After walking around on a failed labral repair on the left hip, my right hip began to hurt as well. In all this suffering and loss of hope, I had a friend that had the same diagnosis as me and who happened to have surgery around the same time I had my initial labral repair. I asked her who she saw because she did so well. That is when she gave me the name of Dr. Clohisy, a world renowned hip dysplasia specialist. It took two grueling months to get in to see him, but he noted the dysplasia immediately. Six months after meeting him, I had an LPAO with labral repair. I went into this surgery feeling very supported from the PAO group, but, at the same time, very scared. I never knew that my diagnosis would lead me to having my pelvis broken in three places, shifted, and screwed back together. I’m also great at growing extra bone, so that had to be trimmed down as well.
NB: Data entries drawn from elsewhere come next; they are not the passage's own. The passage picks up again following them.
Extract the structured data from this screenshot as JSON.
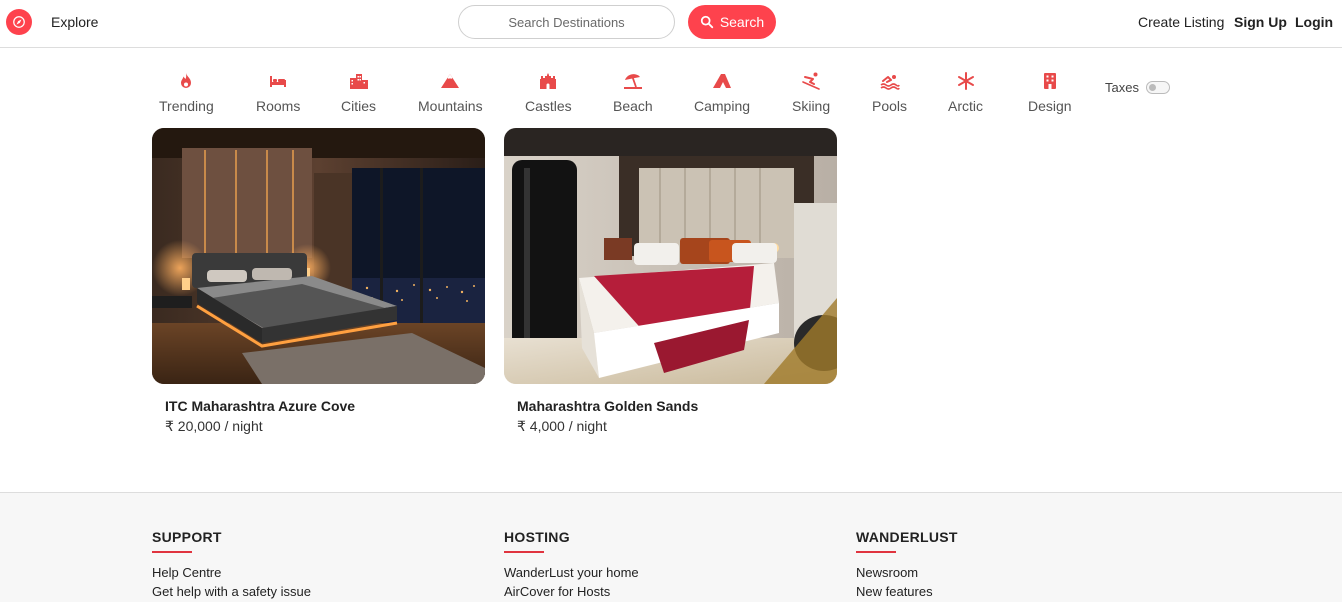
{
  "navbar": {
    "logo_icon": "compass-icon",
    "explore": "Explore",
    "search_placeholder": "Search Destinations",
    "search_button": "Search",
    "create_listing": "Create Listing",
    "sign_up": "Sign Up",
    "login": "Login",
    "accent_color": "#fe424d"
  },
  "filters": {
    "items": [
      {
        "label": "Trending",
        "icon": "fire-icon"
      },
      {
        "label": "Rooms",
        "icon": "bed-icon"
      },
      {
        "label": "Cities",
        "icon": "city-icon"
      },
      {
        "label": "Mountains",
        "icon": "mountain-icon"
      },
      {
        "label": "Castles",
        "icon": "castle-icon"
      },
      {
        "label": "Beach",
        "icon": "umbrella-beach-icon"
      },
      {
        "label": "Camping",
        "icon": "campground-icon"
      },
      {
        "label": "Skiing",
        "icon": "skiing-icon"
      },
      {
        "label": "Pools",
        "icon": "swimmer-icon"
      },
      {
        "label": "Arctic",
        "icon": "snowflake-icon"
      },
      {
        "label": "Design",
        "icon": "building-icon"
      }
    ],
    "taxes_label": "Taxes",
    "taxes_on": false
  },
  "listings": [
    {
      "title": "ITC Maharashtra Azure Cove",
      "price": "₹ 20,000 / night"
    },
    {
      "title": "Maharashtra Golden Sands",
      "price": "₹ 4,000 / night"
    }
  ],
  "footer": {
    "columns": [
      {
        "heading": "SUPPORT",
        "links": [
          "Help Centre",
          "Get help with a safety issue"
        ]
      },
      {
        "heading": "HOSTING",
        "links": [
          "WanderLust your home",
          "AirCover for Hosts"
        ]
      },
      {
        "heading": "WANDERLUST",
        "links": [
          "Newsroom",
          "New features"
        ]
      }
    ]
  }
}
Overall, my PAO recovery went off without a hitch. I felt very little pain but noticed my right hip going downhill and going down very fast.

As my right hip was being researched, it was discovered that my femur was also retroverted. I had my mind set on preserving that hip because there was just no way I was getting a hip replacement at the age of 39! Well, I was very wrong. Upon having a diagnostic hip scope, the doctor saw that my hip was beyond repair. The labrum was completely frayed and ripped off and there was no articular cartilage. Three months after that surgery, I had my first hip replacement. Due to the version issue in my femur, my femur fractured during surgery which made the process more painful than expected. However, I found that the replacement was a much easier process than the PAO.

Six months after my right hip replacement, my husband and I moved from Missouri to Arizona. During this time, life was great, but I noticed a nagging pain in my left hip…again! I thought maybe the pain was from my weakened glutes because I had carried a lot of heavy boxes up and down stairs. With time, I was not getting better. My hip hurt worse with every step and my back was starting to scream at me as well. In denial, I decided it was time to find a hip specialist in Phoenix (my new home). The initial plan was to just do a scope and clean it up but, to everyone’s surprise, my hip capsule ruptured and caused me to lose all of my joint space. I can’t tell you the tears I cried finding out not even 2.5 years post PAO that my left hip would need to be replaced. In my mind, at that moment, all the therapy and rehab it took to walk after the PAO went to waste! I was broken. I was relieved to know why walking had become such a chore again, but I was also broken.

I now sit here, three weeks after my left total hip replacement and almost 1.5 years following my right total hip replacement, thankful for technology that has allowed me to be put back together so I can relearn to walk again, and feeling blessed to have met many friends along the way. While the struggle has been real and the journey has been long, support groups have played an important part in my life as I have dealt with the effects of having bilateral hip dysplasia, femoral version issues, and joint laxity. Before support groups I felt alone as I was being handed new diagnoses. Support groups have shown me that we are not alone in this journey and that we CAN overcome our trials. So, as I am learning how to walk again, here is some advice I have to offer:

  1. Join a support group.
  2. Know that you are not alone.
  3. There is light, even in the darkest times.
  4. As hard as it can be, do your therapy exercises.
  5. Never lose hope.
  6. Lean on others for advice when you feel “stuck.”
  7. It is okay to admit you need help.
  8. Celebrate the victories, no matter how big or small.
  9. Don’t compare your progress to others; we all heal differently.
  10. Make light of the situation, if you can. And name your hardware and decorate your assistive devices. My hips are named Pinky and The Brain, and I have a polka-dotted cane!

Much love, hippies! I wish you all the very best no matter where you are in your journey. The journey of a thousand miles begins with one step!